So 2011 was kind of an odd musical year for me. A lot of my ALL-TIME favorite artists released new music, even relatively reclusive ones like Tom Waits (7 years since last album), Kate Bush (6), Radiohead (4), PJ Harvey (4), and Gillian Welch (8). I mean, getting one album from one of them would be enough, but all of them?! It was exciting!
When I’m rating and reviewing, I try my best to not compare an artist’s new album to their older work. I don’t always succeed at that, but it’s my goal, and I think makes my reviews more readable. It is one of my rules I follow when writing these things. But sometimes, with some of my favorites–who I know so well and have been following for so long–it is tough rule to follow.

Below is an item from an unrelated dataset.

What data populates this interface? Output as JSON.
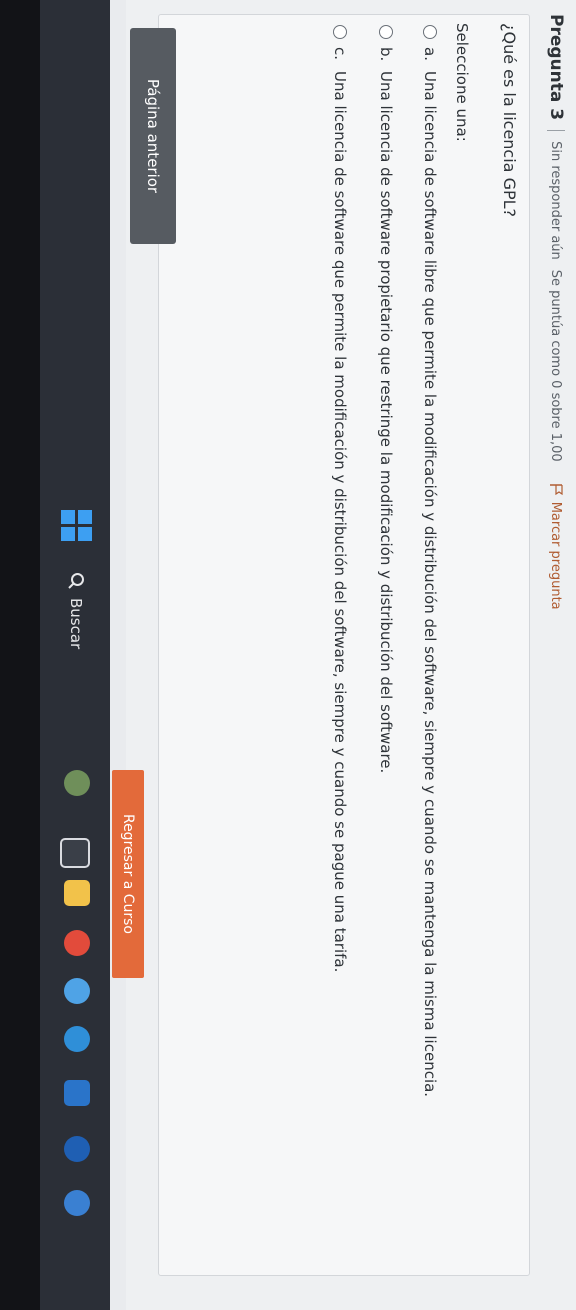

How can I not, even subliminally, compare to Kid A?
And when it came down to it, as much as I liked so so so many albums this year, there were not many where I liked an artist’s 2011 album more than my preferred favorites of their older work. I mean, I love the new Kate Bush and Radiohead albums–but more than their classics? In all honesty, probably not. That’s not a knock, or a claim they’re slipping, just tastes. And while I love taking a patient view of a career over time, frankly, the excitement before a release kept ending too soon.
Except for Gillian Welch. Gillian Welch! And David Rawlings! Their new album, The Harrow & The Harvest, is every bit the classic, and THE masterpiece by anyone in 2011. The authenticity of her old-time songwriting has been completely absorbed, as she turned inward to produce an intimate and harrowing record about the aftermath of blues, sin, heartbreak temptation. Dark, yes, but stunning nonetheless.
The album starts with a couple of beautiful, matter-of-fact blues songs. “On the day I came to Scarlet Town / You promised I’d be your bride / You left me here to rot away / Like holly on the mountainside,” she reflects, matter-of-factly, on “Scarlet Town.” “Some girls are bright as the morning, and some girls are blessed with a dark turn of mind.”
A series of three songs (“The Way It Will Be” / “The Way It Goes” / “The Way The Whole Thing Ends”) also turn on this bluesy existentialism. “The way you made it, that’s the way it will be,” she whispers sadly and a bit confused. “Did you miss my gentle touch? Did I hurt you very much? That’s the way it goes,” she sings, flipping the script a bit. The sadness is everywhere, and this existence is explored, over and over again, as inevitable.
But at the same time, she fully embraces it; heartbroken or otherwise, she wouldn’t have it another way. And there lies the power of these songs. “I try to be a good girl / it’s only what I want that makes me weak / I had no desire to be a child of sin / Then you went and pressed your whiskers to my cheek,” she sings on the incredible “Tennessee.” “I’ve tried drinking rye and gamblin’ / dancing with damnation is a ball / But of all the little ways I’ve found to hurt myself / Well you might be my favorite one of all.”
Musically, Gillian Welch and David Rawlings (one of my favorite guitarists ever) kind of fall into their own little pocket between country, folk, bluegrass and blues. Rarely are the songs more than two voices and two acoustic guitars, maybe a banjo or harmonica if needed. A couple of songs here have a little upbeat bluegrassness to them, but most are calmer and more laidback. The two of them blend together, vocally, guitarly, everything, into one. This album displays that chemistry better than any of their others, easy. In the past, they have expanded their sound a little bit, but here they’ve got it down to just the essentials, nothing extra needed. This kind of intimate recording/performance, combined with the sadness and blues of the lyrics, make the whole thing feel like a journey on a psychological landscape.
I have no idea why it took Welch and Rawlings eight years to get to this album, but the sound they settled on here is the perfect distillation of what they do better than anyone: intimate, affecting, real, beautiful, stunning.